Those who are hostile to a buildup of carbon dioxide in the atmosphere have a friend in the ice and waves of the Earth’s coldest waters.
These two natural phenomena effectively gobble up a fourth or more of the planet’s CO2 and soak it into the sea. Discovering precisely how much of this air-to-sea exchange is occurring has a direct impact on global climate change models. But these air-sea fluxes, strongest near the Earth’s poles, have been poorly sampled, particularly in the Southern Ocean, due to data-gathering voyages being difficult, dangerous, and expensive.
Atmospheric scientist Scott Miller’s construction of equipment robust enough to withstand extreme environments in the Southern Ocean and Antarctic marginal ice zone has proved to be a significant advancement in gathering critical measurements. Now, air-sea exchange results from his team’s nine voyages over 18 months will be published on Aug. 16 by the journal Geophysical Research Letters (GRL).
“The main goal of our research was to determine how the efficiency of air-sea carbon dioxide exchange depends on wind-speed during high wind and wave conditions characteristic of the Southern Ocean,” said Miller. “Achieving this goal helps to improve the accuracy of calculated Southern Ocean—and global—carbon budgets.
“And, as it turned out, we also collected a lot of data in the Antarctic marginal ice zone. We were able to use the ice zone data to look at how gas transfer is affected by the presence of sea ice.”
The article, “Air-sea exchange of carbon dioxide in the Southern Ocean and Antarctic marginal ice zone,” is co-authored by Miller, a research associate in UAlbany’s Atmospheric Sciences Research Center, and doctoral candidate Brian Butterworth.
Since global climate models are extremely sensitive to how air-sea exchange is represented, Miller’s findings should ultimately increase all models’ accuracy. His team’s research upheld one long-term model on the rate of gas exchange that occurs during high wind and wave conditions over newer models which had suggested the rate of CO2 absorbed by the sea is much higher.
But his voyages also challenged some current models in another area. “In the sea ice zone, our results showed that gas exchange was in proportion to the amount of open water—data which did not support recent models suggesting that gas exchange is enhanced in the presence of sea ice,” he said.
The superior tools Miller and his team created for the voyages, conducted from January 2013 to June 2014 on the U.S. Research Vessel/Icebreaker Nathaniel B. Palmer, often operated unattended (without team members onboard), an approach never before achieved in the Antarctic. Fast-response sensors were placed 14 meters above the ocean surface, other monitors were located below deck at the bow, and several high-mounted cameras provided second-by-second photos that estimated ice cover.

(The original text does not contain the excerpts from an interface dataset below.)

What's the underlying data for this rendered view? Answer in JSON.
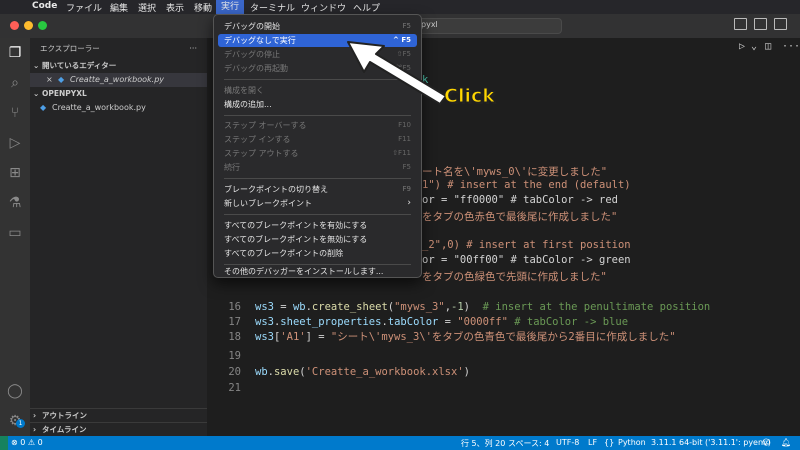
{
  "menubar": {
    "apple": "",
    "app": "Code",
    "items": [
      "ファイル",
      "編集",
      "選択",
      "表示",
      "移動",
      "実行",
      "ターミナル",
      "ウィンドウ",
      "ヘルプ"
    ],
    "selected": "実行"
  },
  "titlebar": {
    "search_text": "pyxl"
  },
  "sidebar": {
    "title": "エクスプローラー",
    "more": "···",
    "open_editors": "開いているエディター",
    "open_file": "Creatte_a_workbook.py",
    "project": "OPENPYXL",
    "file": "Creatte_a_workbook.py",
    "outline": "アウトライン",
    "timeline": "タイムライン"
  },
  "run_menu": {
    "items": [
      {
        "label": "デバッグの開始",
        "shortcut": "F5"
      },
      {
        "label": "デバッグなしで実行",
        "shortcut": "^ F5"
      },
      {
        "label": "デバッグの停止",
        "shortcut": "⇧F5"
      },
      {
        "label": "デバッグの再起動",
        "shortcut": "⇧⌘F5"
      },
      {
        "label": "構成を開く",
        "shortcut": ""
      },
      {
        "label": "構成の追加...",
        "shortcut": ""
      },
      {
        "label": "ステップ オーバーする",
        "shortcut": "F10"
      },
      {
        "label": "ステップ インする",
        "shortcut": "F11"
      },
      {
        "label": "ステップ アウトする",
        "shortcut": "⇧F11"
      },
      {
        "label": "続行",
        "shortcut": "F5"
      },
      {
        "label": "ブレークポイントの切り替え",
        "shortcut": "F9"
      },
      {
        "label": "新しいブレークポイント",
        "shortcut": "›"
      },
      {
        "label": "すべてのブレークポイントを有効にする",
        "shortcut": ""
      },
      {
        "label": "すべてのブレークポイントを無効にする",
        "shortcut": ""
      },
      {
        "label": "すべてのブレークポイントの削除",
        "shortcut": ""
      },
      {
        "label": "その他のデバッガーをインストールします...",
        "shortcut": ""
      }
    ]
  },
  "editor": {
    "peek": [
      "k",
      "ート名を\\'myws_0\\'に変更しました\"",
      "1\") # insert at the end (default)",
      "or = \"ff0000\" # tabColor -> red",
      "をタブの色赤色で最後尾に作成しました\"",
      "_2\",0) # insert at first position",
      "or = \"00ff00\" # tabColor -> green",
      "をタブの色緑色で先頭に作成しました\""
    ],
    "lines": [
      {
        "n": "16",
        "parts": []
      },
      {
        "n": "16",
        "parts": [
          [
            "c-def",
            "ws3"
          ],
          [
            "c-op",
            " = "
          ],
          [
            "c-def",
            "wb"
          ],
          [
            "c-op",
            "."
          ],
          [
            "c-fn",
            "create_sheet"
          ],
          [
            "c-op",
            "("
          ],
          [
            "c-str",
            "\"myws_3\""
          ],
          [
            "c-op",
            ","
          ],
          [
            "c-num",
            "-1"
          ],
          [
            "c-op",
            ")  "
          ],
          [
            "c-com",
            "# insert at the penultimate position"
          ]
        ]
      },
      {
        "n": "17",
        "parts": [
          [
            "c-def",
            "ws3"
          ],
          [
            "c-op",
            "."
          ],
          [
            "c-def",
            "sheet_properties"
          ],
          [
            "c-op",
            "."
          ],
          [
            "c-def",
            "tabColor"
          ],
          [
            "c-op",
            " = "
          ],
          [
            "c-str",
            "\"0000ff\""
          ],
          [
            "c-op",
            " "
          ],
          [
            "c-com",
            "# tabColor -> blue"
          ]
        ]
      },
      {
        "n": "18",
        "parts": [
          [
            "c-def",
            "ws3"
          ],
          [
            "c-op",
            "["
          ],
          [
            "c-str",
            "'A1'"
          ],
          [
            "c-op",
            "] = "
          ],
          [
            "c-str",
            "\"シート\\'myws_3\\'をタブの色青色で最後尾から2番目に作成しました\""
          ]
        ]
      },
      {
        "n": "19",
        "parts": []
      },
      {
        "n": "20",
        "parts": [
          [
            "c-def",
            "wb"
          ],
          [
            "c-op",
            "."
          ],
          [
            "c-fn",
            "save"
          ],
          [
            "c-op",
            "("
          ],
          [
            "c-str",
            "'Creatte_a_workbook.xlsx'"
          ],
          [
            "c-op",
            ")"
          ]
        ]
      },
      {
        "n": "21",
        "parts": []
      }
    ]
  },
  "status": {
    "errors": "⊗ 0 ⚠ 0",
    "position": "行 5、列 20",
    "spaces": "スペース: 4",
    "encoding": "UTF-8",
    "eol": "LF",
    "language": "Python",
    "interpreter": "3.11.1 64-bit ('3.11.1': pyenv)"
  },
  "callout": {
    "text": "Click"
  },
  "colors": {
    "highlight": "#2f64d6",
    "statusbar": "#007acc",
    "callout": "#ffd600"
  }
}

Miller said his team now has a proposal to do similar work in the Arctic, except with higher resolution of the sea surface. “Also, we have proposed deploying a buoy-based system in the Southern Ocean as an alternative to using research vessels.”
Brian J. Butterworth et al. Air-sea exchange of carbon dioxide in the Southern Ocean and Antarctic marginal ice zone, Geophysical Research Letters (2016). DOI: 10.1002/2016GL069581